▸ **What you will do**: Print out the entire listing verbatim.

= = =

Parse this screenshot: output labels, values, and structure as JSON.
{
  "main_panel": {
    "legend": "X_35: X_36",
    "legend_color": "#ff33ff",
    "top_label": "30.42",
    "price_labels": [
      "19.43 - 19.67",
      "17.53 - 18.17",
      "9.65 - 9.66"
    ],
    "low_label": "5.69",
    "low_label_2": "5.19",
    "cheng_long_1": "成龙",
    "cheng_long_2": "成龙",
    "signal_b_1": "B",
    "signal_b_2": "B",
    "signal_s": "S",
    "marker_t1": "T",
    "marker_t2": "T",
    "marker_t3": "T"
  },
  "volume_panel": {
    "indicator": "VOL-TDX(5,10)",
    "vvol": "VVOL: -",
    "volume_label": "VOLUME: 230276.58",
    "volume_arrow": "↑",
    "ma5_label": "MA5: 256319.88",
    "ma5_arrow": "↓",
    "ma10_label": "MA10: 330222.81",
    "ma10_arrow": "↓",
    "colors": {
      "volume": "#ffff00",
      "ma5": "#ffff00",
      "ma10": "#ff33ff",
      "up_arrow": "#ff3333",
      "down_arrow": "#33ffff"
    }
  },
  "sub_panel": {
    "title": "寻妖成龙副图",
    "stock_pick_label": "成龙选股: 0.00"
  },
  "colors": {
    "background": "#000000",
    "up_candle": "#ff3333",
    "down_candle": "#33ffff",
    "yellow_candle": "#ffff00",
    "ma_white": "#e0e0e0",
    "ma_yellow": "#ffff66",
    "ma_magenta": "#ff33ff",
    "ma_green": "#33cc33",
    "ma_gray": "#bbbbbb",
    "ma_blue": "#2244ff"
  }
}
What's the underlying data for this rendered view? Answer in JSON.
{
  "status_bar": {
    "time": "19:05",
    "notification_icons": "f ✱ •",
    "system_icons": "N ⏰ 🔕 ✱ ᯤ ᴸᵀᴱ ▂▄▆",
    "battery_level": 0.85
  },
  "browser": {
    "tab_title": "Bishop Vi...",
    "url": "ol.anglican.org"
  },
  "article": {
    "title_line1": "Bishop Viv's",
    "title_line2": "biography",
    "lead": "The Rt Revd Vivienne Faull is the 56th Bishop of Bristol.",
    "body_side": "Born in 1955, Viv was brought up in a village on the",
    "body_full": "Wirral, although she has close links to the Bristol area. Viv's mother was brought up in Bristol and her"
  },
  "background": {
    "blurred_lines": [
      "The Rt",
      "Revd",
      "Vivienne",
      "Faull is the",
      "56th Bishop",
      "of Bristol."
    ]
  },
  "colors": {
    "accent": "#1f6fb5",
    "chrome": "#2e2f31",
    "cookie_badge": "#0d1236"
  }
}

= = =

▸ **Response**:
Parse this screenshot: output labels, values, and structure as JSON.
{
  "main_panel": {
    "legend": "X_35: X_36",
    "legend_color": "#ff33ff",
    "top_label": "30.42",
    "price_labels": [
      "19.43 - 19.67",
      "17.53 - 18.17",
      "9.65 - 9.66"
    ],
    "low_label": "5.69",
    "low_label_2": "5.19",
    "cheng_long_1": "成龙",
    "cheng_long_2": "成龙",
    "signal_b_1": "B",
    "signal_b_2": "B",
    "signal_s": "S",
    "marker_t1": "T",
    "marker_t2": "T",
    "marker_t3": "T"
  },
  "volume_panel": {
    "indicator": "VOL-TDX(5,10)",
    "vvol": "VVOL: -",
    "volume_label": "VOLUME: 230276.58",
    "volume_arrow": "↑",
    "ma5_label": "MA5: 256319.88",
    "ma5_arrow": "↓",
    "ma10_label": "MA10: 330222.81",
    "ma10_arrow": "↓",
    "colors": {
      "volume": "#ffff00",
      "ma5": "#ffff00",
      "ma10": "#ff33ff",
      "up_arrow": "#ff3333",
      "down_arrow": "#33ffff"
    }
  },
  "sub_panel": {
    "title": "寻妖成龙副图",
    "stock_pick_label": "成龙选股: 0.00"
  },
  "colors": {
    "background": "#000000",
    "up_candle": "#ff3333",
    "down_candle": "#33ffff",
    "yellow_candle": "#ffff00",
    "ma_white": "#e0e0e0",
    "ma_yellow": "#ffff66",
    "ma_magenta": "#ff33ff",
    "ma_green": "#33cc33",
    "ma_gray": "#bbbbbb",
    "ma_blue": "#2244ff"
  }
}
What's the underlying data for this rendered view? Answer in JSON.
{
  "status_bar": {
    "time": "19:05",
    "notification_icons": "f ✱ •",
    "system_icons": "N ⏰ 🔕 ✱ ᯤ ᴸᵀᴱ ▂▄▆",
    "battery_level": 0.85
  },
  "browser": {
    "tab_title": "Bishop Vi...",
    "url": "ol.anglican.org"
  },
  "article": {
    "title_line1": "Bishop Viv's",
    "title_line2": "biography",
    "lead": "The Rt Revd Vivienne Faull is the 56th Bishop of Bristol.",
    "body_side": "Born in 1955, Viv was brought up in a village on the",
    "body_full": "Wirral, although she has close links to the Bristol area. Viv's mother was brought up in Bristol and her"
  },
  "background": {
    "blurred_lines": [
      "The Rt",
      "Revd",
      "Vivienne",
      "Faull is the",
      "56th Bishop",
      "of Bristol."
    ]
  },
  "colors": {
    "accent": "#1f6fb5",
    "chrome": "#2e2f31",
    "cookie_badge": "#0d1236"
  }
}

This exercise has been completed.